» **What the exercise asks**
Scan the entries below for the word "JSON" and copy every line where it turns up.

» **Data records for software interfaces**

▼▼▼

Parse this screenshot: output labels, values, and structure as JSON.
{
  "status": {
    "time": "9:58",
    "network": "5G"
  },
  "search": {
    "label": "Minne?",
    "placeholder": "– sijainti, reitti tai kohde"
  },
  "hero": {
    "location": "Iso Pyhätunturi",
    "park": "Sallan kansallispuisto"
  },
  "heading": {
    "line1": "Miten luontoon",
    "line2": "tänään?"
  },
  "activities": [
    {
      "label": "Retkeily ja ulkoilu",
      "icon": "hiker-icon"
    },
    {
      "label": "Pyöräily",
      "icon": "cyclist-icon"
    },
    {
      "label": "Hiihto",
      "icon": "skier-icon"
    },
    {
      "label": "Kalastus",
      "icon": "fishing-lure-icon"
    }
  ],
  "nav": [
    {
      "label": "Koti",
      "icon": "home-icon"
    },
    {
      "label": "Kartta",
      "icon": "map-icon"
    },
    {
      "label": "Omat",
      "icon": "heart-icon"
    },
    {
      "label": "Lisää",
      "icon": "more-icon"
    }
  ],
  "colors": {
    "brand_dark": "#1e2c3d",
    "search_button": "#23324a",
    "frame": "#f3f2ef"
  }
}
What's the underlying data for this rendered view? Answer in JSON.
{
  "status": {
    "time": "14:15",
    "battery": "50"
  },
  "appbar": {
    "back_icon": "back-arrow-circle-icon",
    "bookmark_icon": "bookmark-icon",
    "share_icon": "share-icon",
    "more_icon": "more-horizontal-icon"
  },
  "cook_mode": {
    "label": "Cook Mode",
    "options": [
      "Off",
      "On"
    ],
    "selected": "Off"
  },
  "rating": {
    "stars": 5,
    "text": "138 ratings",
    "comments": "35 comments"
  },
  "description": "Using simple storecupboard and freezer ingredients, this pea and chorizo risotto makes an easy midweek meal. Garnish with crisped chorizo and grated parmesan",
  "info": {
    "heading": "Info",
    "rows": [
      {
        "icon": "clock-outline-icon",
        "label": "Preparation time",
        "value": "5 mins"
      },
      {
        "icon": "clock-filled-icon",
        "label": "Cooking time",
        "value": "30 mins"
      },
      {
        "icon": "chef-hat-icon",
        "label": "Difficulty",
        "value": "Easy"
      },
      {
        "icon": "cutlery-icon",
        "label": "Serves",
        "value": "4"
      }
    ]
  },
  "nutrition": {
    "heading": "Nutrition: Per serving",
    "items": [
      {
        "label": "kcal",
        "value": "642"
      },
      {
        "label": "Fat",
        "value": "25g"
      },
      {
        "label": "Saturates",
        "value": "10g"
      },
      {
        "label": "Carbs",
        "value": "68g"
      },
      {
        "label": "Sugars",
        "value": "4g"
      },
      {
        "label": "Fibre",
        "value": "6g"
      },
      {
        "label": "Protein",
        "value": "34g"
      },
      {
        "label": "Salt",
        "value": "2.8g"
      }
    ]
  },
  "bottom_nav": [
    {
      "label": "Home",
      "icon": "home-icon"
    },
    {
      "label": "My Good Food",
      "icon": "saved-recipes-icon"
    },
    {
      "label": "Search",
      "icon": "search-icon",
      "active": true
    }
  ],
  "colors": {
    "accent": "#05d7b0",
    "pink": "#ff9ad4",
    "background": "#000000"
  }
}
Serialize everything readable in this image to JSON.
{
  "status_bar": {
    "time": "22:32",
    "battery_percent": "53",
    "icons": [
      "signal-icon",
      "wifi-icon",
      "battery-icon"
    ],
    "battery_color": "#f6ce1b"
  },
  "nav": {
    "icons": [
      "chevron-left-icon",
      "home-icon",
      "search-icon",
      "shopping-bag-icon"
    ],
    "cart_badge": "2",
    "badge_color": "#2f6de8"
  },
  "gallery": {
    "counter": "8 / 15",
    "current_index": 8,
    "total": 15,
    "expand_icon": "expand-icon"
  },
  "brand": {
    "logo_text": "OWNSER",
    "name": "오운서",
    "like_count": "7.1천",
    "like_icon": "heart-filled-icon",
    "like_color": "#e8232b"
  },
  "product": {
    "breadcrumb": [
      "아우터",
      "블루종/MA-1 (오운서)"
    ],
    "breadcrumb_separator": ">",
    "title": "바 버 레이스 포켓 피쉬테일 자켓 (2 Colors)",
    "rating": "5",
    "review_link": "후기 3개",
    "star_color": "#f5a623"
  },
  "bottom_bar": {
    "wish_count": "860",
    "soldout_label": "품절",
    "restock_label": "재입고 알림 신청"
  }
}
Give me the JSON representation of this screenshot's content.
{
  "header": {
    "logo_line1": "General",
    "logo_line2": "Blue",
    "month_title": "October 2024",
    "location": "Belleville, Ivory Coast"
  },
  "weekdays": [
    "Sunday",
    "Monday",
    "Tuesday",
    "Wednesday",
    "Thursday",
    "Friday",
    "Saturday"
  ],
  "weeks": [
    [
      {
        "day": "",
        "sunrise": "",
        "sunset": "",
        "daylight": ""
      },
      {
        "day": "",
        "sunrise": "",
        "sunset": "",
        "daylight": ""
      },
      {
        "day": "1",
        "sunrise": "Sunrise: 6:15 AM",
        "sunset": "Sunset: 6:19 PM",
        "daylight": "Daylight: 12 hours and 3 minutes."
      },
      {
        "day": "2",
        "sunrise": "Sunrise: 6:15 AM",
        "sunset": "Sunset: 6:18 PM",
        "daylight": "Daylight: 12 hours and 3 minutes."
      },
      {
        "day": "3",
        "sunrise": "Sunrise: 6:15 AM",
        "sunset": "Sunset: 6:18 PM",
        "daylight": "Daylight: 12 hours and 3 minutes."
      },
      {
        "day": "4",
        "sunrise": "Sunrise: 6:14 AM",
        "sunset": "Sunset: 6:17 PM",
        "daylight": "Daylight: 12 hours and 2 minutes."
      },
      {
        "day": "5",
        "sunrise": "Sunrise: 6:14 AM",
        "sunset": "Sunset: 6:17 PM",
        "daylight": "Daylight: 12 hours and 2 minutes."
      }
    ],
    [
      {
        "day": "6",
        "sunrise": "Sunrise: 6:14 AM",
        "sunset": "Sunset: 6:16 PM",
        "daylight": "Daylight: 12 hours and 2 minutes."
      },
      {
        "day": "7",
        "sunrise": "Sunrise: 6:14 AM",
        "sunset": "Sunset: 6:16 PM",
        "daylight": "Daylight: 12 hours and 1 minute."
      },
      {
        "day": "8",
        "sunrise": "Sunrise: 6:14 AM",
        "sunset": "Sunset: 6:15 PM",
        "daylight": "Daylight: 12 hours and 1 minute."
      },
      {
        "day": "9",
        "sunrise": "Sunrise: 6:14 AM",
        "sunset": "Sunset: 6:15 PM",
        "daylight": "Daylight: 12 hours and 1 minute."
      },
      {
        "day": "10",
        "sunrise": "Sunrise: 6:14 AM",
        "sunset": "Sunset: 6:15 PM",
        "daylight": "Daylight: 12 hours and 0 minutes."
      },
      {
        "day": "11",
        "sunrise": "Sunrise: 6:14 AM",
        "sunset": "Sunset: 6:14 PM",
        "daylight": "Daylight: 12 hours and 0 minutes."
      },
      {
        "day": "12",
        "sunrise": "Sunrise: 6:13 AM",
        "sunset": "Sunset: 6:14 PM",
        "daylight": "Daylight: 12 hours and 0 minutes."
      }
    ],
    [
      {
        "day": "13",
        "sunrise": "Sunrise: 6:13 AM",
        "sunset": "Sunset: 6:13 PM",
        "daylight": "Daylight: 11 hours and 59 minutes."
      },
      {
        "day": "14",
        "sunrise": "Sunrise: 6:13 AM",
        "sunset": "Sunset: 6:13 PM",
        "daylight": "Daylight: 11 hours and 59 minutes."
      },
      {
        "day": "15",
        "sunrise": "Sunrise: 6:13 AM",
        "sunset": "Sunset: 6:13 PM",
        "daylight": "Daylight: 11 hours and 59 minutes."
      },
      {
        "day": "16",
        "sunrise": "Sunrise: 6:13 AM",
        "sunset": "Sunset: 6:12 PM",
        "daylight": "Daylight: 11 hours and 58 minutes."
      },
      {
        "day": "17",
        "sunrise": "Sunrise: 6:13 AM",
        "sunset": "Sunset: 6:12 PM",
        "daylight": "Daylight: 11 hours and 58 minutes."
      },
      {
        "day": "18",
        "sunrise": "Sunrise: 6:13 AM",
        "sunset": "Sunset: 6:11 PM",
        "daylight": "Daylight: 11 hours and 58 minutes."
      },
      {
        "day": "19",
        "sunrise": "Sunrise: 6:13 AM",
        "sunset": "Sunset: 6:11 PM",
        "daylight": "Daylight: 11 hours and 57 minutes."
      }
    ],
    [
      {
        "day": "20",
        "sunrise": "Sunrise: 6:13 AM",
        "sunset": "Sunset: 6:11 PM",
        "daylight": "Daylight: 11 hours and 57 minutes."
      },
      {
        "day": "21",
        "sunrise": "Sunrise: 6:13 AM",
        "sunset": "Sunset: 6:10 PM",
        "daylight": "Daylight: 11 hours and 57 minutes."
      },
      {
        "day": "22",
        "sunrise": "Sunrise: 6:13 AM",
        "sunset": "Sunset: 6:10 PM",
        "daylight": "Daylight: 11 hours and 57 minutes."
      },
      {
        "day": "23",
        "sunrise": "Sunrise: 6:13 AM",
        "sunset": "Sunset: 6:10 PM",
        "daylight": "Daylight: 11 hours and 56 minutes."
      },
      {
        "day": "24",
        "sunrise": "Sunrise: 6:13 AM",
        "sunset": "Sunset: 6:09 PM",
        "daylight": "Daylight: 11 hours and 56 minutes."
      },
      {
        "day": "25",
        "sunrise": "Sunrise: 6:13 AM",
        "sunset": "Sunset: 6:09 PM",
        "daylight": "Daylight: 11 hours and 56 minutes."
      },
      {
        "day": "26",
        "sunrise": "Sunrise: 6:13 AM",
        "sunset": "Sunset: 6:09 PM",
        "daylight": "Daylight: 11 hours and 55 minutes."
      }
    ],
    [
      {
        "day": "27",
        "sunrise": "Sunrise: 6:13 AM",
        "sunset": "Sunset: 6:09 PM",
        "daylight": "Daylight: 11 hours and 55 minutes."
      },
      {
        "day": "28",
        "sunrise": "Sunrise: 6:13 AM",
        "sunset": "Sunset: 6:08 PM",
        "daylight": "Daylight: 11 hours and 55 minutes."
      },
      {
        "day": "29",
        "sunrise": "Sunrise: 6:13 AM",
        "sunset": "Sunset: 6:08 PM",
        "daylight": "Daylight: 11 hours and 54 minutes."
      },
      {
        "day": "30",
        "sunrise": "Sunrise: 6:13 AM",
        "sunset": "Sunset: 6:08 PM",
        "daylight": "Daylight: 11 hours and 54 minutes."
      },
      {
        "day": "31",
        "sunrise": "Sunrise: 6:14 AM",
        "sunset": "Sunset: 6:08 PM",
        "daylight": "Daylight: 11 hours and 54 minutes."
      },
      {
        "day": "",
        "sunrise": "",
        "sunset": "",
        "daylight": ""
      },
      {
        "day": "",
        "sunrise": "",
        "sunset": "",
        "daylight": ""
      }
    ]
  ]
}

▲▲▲

» **Exercise solution**
Parse this screenshot: output labels, values, and structure as JSON.
What's the underlying data for this rendered view? Answer in JSON.
Serialize everything readable in this image to JSON.
Give me the JSON representation of this screenshot's content.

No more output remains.